## ASSIGNMENT
In the listing below, every line with the word "Ctrl" needs to be copied.

>>>>

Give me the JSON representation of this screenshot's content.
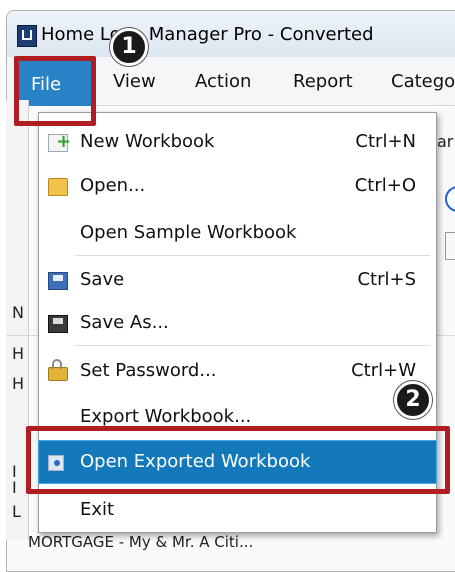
{
  "window": {
    "title": "Home Loan Manager Pro - Converted"
  },
  "menubar": {
    "items": [
      "File",
      "View",
      "Action",
      "Report",
      "Catego"
    ]
  },
  "file_menu": [
    {
      "label": "New Workbook",
      "shortcut": "Ctrl+N",
      "icon": "new-workbook-icon"
    },
    {
      "label": "Open...",
      "shortcut": "Ctrl+O",
      "icon": "open-folder-icon"
    },
    {
      "label": "Open Sample Workbook",
      "shortcut": "",
      "icon": ""
    },
    {
      "label": "Save",
      "shortcut": "Ctrl+S",
      "icon": "save-disk-icon"
    },
    {
      "label": "Save As...",
      "shortcut": "",
      "icon": "save-as-icon"
    },
    {
      "label": "Set Password...",
      "shortcut": "Ctrl+W",
      "icon": "lock-icon"
    },
    {
      "label": "Export Workbook...",
      "shortcut": "",
      "icon": ""
    },
    {
      "label": "Open Exported Workbook",
      "shortcut": "",
      "icon": "open-exported-icon"
    },
    {
      "label": "Exit",
      "shortcut": "",
      "icon": ""
    }
  ],
  "callouts": {
    "step1": "1",
    "step2": "2"
  },
  "background": {
    "left_letters": [
      "N",
      "H",
      "H",
      "I",
      "I",
      "L"
    ],
    "right_fragment": "ar",
    "bottom_text": "MORTGAGE - My & Mr. A Citi..."
  },
  "colors": {
    "menu_highlight": "#1479ba",
    "file_active": "#2a82c6",
    "callout_red": "#b01e24"
  }
}
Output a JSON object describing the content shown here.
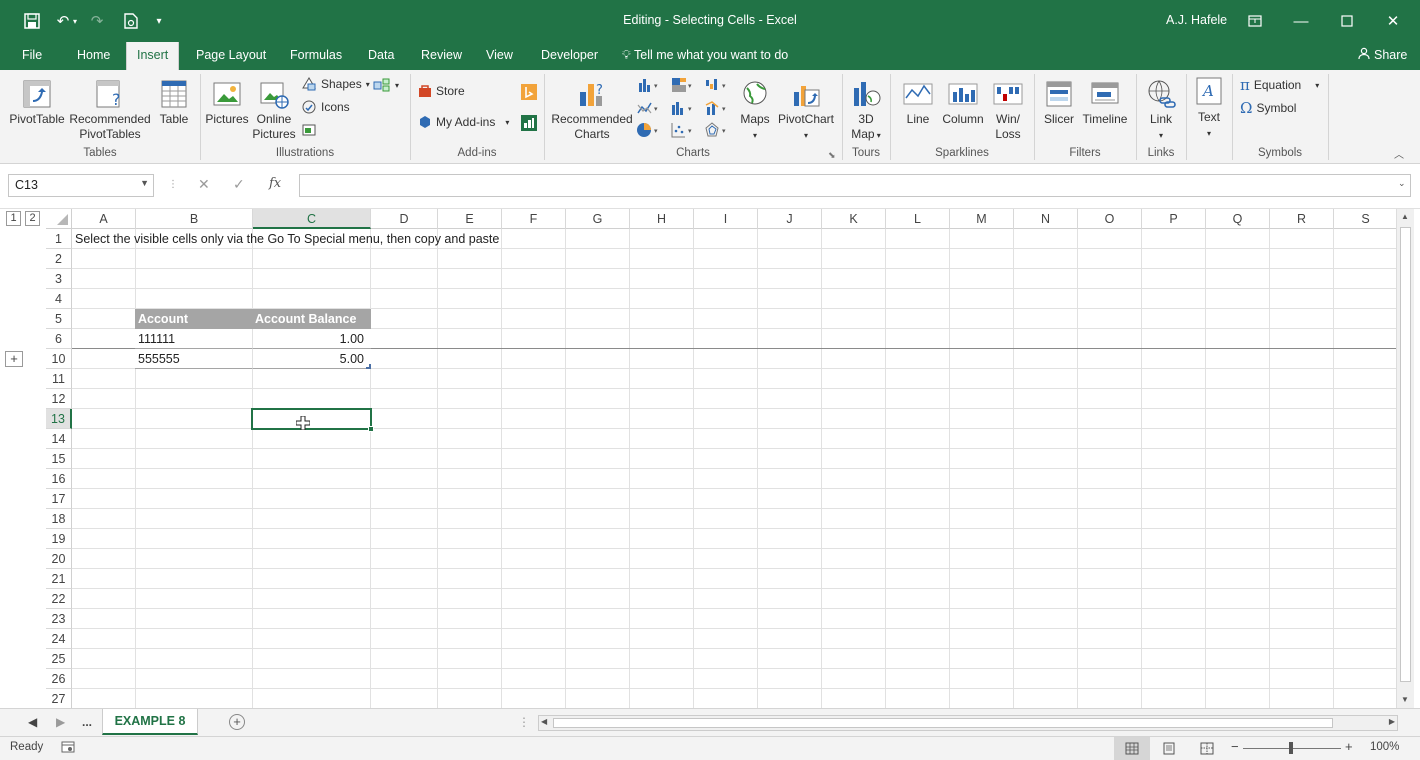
{
  "window": {
    "title": "Editing - Selecting Cells  -  Excel",
    "user": "A.J. Hafele"
  },
  "menu": {
    "tabs": [
      {
        "label": "File"
      },
      {
        "label": "Home"
      },
      {
        "label": "Insert"
      },
      {
        "label": "Page Layout"
      },
      {
        "label": "Formulas"
      },
      {
        "label": "Data"
      },
      {
        "label": "Review"
      },
      {
        "label": "View"
      },
      {
        "label": "Developer"
      }
    ],
    "active_tab": "Insert",
    "tell_me": "Tell me what you want to do",
    "share": "Share"
  },
  "ribbon": {
    "tables": {
      "label": "Tables",
      "pivottable": "PivotTable",
      "recommended_line1": "Recommended",
      "recommended_line2": "PivotTables",
      "table": "Table"
    },
    "illustrations": {
      "label": "Illustrations",
      "pictures": "Pictures",
      "online_line1": "Online",
      "online_line2": "Pictures",
      "shapes": "Shapes",
      "icons": "Icons"
    },
    "addins": {
      "label": "Add-ins",
      "store": "Store",
      "my_addins": "My Add-ins"
    },
    "charts": {
      "label": "Charts",
      "recommended_line1": "Recommended",
      "recommended_line2": "Charts",
      "maps": "Maps",
      "pivotchart": "PivotChart"
    },
    "tours": {
      "label": "Tours",
      "map_line1": "3D",
      "map_line2": "Map"
    },
    "sparklines": {
      "label": "Sparklines",
      "line": "Line",
      "column": "Column",
      "winloss_line1": "Win/",
      "winloss_line2": "Loss"
    },
    "filters": {
      "label": "Filters",
      "slicer": "Slicer",
      "timeline": "Timeline"
    },
    "links": {
      "label": "Links",
      "link": "Link"
    },
    "text": {
      "label": "Text",
      "text": "Text"
    },
    "symbols": {
      "label": "Symbols",
      "equation": "Equation",
      "symbol": "Symbol"
    }
  },
  "formula_bar": {
    "name_box": "C13",
    "formula": ""
  },
  "outline_levels": [
    "1",
    "2"
  ],
  "columns": [
    "A",
    "B",
    "C",
    "D",
    "E",
    "F",
    "G",
    "H",
    "I",
    "J",
    "K",
    "L",
    "M",
    "N",
    "O",
    "P",
    "Q",
    "R",
    "S"
  ],
  "rows": [
    "1",
    "2",
    "3",
    "4",
    "5",
    "6",
    "10",
    "11",
    "12",
    "13",
    "14",
    "15",
    "16",
    "17",
    "18",
    "19",
    "20",
    "21",
    "22",
    "23",
    "24",
    "25",
    "26",
    "27"
  ],
  "selected": {
    "column": "C",
    "row": "13"
  },
  "sheet": {
    "instruction": "Select the visible cells only via the Go To Special menu, then copy and paste",
    "table": {
      "headers": [
        "Account",
        "Account Balance"
      ],
      "rows": [
        {
          "account": "111111",
          "balance": "1.00"
        },
        {
          "account": "555555",
          "balance": "5.00"
        }
      ]
    }
  },
  "sheet_tabs": {
    "ellipsis": "...",
    "active": "EXAMPLE 8"
  },
  "status": {
    "ready": "Ready",
    "zoom": "100%"
  }
}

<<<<

## WRITTEN RESPONSE
      "shortcut": "Ctrl+N",
      "shortcut": "Ctrl+O",
      "shortcut": "Ctrl+S",
      "shortcut": "Ctrl+W",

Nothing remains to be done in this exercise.